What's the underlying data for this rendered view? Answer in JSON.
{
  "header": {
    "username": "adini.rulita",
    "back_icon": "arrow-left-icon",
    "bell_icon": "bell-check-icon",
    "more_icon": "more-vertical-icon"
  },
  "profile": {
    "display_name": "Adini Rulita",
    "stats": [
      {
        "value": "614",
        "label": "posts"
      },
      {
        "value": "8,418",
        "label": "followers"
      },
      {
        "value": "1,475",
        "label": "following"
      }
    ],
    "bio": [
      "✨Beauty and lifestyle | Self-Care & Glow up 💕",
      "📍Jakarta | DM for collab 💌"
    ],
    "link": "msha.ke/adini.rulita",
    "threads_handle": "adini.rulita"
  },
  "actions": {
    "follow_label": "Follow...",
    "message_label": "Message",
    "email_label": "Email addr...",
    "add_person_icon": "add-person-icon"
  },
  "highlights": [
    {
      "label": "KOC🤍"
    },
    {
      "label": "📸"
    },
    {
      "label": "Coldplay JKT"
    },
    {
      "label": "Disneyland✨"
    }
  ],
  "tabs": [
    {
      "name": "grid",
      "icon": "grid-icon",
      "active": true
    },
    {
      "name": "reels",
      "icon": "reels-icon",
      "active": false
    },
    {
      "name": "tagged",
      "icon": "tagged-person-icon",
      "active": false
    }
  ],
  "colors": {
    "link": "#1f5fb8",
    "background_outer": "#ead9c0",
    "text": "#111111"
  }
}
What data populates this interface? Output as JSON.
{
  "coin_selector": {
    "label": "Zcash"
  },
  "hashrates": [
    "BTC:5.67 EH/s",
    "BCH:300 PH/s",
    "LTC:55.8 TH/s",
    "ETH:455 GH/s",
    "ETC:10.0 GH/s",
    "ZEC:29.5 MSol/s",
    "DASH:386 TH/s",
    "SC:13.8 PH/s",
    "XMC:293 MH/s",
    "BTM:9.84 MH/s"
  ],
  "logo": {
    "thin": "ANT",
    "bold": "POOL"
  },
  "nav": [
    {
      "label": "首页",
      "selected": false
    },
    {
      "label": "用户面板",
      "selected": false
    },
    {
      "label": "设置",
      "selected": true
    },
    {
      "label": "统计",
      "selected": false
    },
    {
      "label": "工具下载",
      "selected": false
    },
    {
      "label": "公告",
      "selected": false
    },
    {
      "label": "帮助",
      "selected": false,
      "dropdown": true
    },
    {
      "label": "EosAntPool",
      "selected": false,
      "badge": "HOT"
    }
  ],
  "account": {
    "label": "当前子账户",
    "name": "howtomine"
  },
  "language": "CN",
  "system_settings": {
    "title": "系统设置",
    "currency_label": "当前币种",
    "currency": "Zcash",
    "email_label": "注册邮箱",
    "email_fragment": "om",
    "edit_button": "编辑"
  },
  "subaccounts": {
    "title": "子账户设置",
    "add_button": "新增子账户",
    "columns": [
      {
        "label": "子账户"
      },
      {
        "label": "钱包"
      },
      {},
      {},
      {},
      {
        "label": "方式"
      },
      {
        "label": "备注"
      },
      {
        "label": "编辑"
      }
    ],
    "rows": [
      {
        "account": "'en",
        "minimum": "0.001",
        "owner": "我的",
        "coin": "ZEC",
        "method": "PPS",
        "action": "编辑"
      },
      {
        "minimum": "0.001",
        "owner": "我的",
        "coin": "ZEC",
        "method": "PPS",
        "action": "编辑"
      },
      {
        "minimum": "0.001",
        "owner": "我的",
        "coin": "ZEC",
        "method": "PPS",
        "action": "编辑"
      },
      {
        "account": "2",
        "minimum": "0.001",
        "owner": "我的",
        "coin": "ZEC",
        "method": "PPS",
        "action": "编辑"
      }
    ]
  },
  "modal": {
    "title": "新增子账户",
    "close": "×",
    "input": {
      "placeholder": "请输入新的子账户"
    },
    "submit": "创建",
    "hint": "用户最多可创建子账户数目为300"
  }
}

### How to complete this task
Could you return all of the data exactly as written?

### The answer
What's the underlying data for this rendered view? Answer in JSON.
{
  "header": {
    "username": "adini.rulita",
    "back_icon": "arrow-left-icon",
    "bell_icon": "bell-check-icon",
    "more_icon": "more-vertical-icon"
  },
  "profile": {
    "display_name": "Adini Rulita",
    "stats": [
      {
        "value": "614",
        "label": "posts"
      },
      {
        "value": "8,418",
        "label": "followers"
      },
      {
        "value": "1,475",
        "label": "following"
      }
    ],
    "bio": [
      "✨Beauty and lifestyle | Self-Care & Glow up 💕",
      "📍Jakarta | DM for collab 💌"
    ],
    "link": "msha.ke/adini.rulita",
    "threads_handle": "adini.rulita"
  },
  "actions": {
    "follow_label": "Follow...",
    "message_label": "Message",
    "email_label": "Email addr...",
    "add_person_icon": "add-person-icon"
  },
  "highlights": [
    {
      "label": "KOC🤍"
    },
    {
      "label": "📸"
    },
    {
      "label": "Coldplay JKT"
    },
    {
      "label": "Disneyland✨"
    }
  ],
  "tabs": [
    {
      "name": "grid",
      "icon": "grid-icon",
      "active": true
    },
    {
      "name": "reels",
      "icon": "reels-icon",
      "active": false
    },
    {
      "name": "tagged",
      "icon": "tagged-person-icon",
      "active": false
    }
  ],
  "colors": {
    "link": "#1f5fb8",
    "background_outer": "#ead9c0",
    "text": "#111111"
  }
}
What data populates this interface? Output as JSON.
{
  "coin_selector": {
    "label": "Zcash"
  },
  "hashrates": [
    "BTC:5.67 EH/s",
    "BCH:300 PH/s",
    "LTC:55.8 TH/s",
    "ETH:455 GH/s",
    "ETC:10.0 GH/s",
    "ZEC:29.5 MSol/s",
    "DASH:386 TH/s",
    "SC:13.8 PH/s",
    "XMC:293 MH/s",
    "BTM:9.84 MH/s"
  ],
  "logo": {
    "thin": "ANT",
    "bold": "POOL"
  },
  "nav": [
    {
      "label": "首页",
      "selected": false
    },
    {
      "label": "用户面板",
      "selected": false
    },
    {
      "label": "设置",
      "selected": true
    },
    {
      "label": "统计",
      "selected": false
    },
    {
      "label": "工具下载",
      "selected": false
    },
    {
      "label": "公告",
      "selected": false
    },
    {
      "label": "帮助",
      "selected": false,
      "dropdown": true
    },
    {
      "label": "EosAntPool",
      "selected": false,
      "badge": "HOT"
    }
  ],
  "account": {
    "label": "当前子账户",
    "name": "howtomine"
  },
  "language": "CN",
  "system_settings": {
    "title": "系统设置",
    "currency_label": "当前币种",
    "currency": "Zcash",
    "email_label": "注册邮箱",
    "email_fragment": "om",
    "edit_button": "编辑"
  },
  "subaccounts": {
    "title": "子账户设置",
    "add_button": "新增子账户",
    "columns": [
      {
        "label": "子账户"
      },
      {
        "label": "钱包"
      },
      {},
      {},
      {},
      {
        "label": "方式"
      },
      {
        "label": "备注"
      },
      {
        "label": "编辑"
      }
    ],
    "rows": [
      {
        "account": "'en",
        "minimum": "0.001",
        "owner": "我的",
        "coin": "ZEC",
        "method": "PPS",
        "action": "编辑"
      },
      {
        "minimum": "0.001",
        "owner": "我的",
        "coin": "ZEC",
        "method": "PPS",
        "action": "编辑"
      },
      {
        "minimum": "0.001",
        "owner": "我的",
        "coin": "ZEC",
        "method": "PPS",
        "action": "编辑"
      },
      {
        "account": "2",
        "minimum": "0.001",
        "owner": "我的",
        "coin": "ZEC",
        "method": "PPS",
        "action": "编辑"
      }
    ]
  },
  "modal": {
    "title": "新增子账户",
    "close": "×",
    "input": {
      "placeholder": "请输入新的子账户"
    },
    "submit": "创建",
    "hint": "用户最多可创建子账户数目为300"
  }
}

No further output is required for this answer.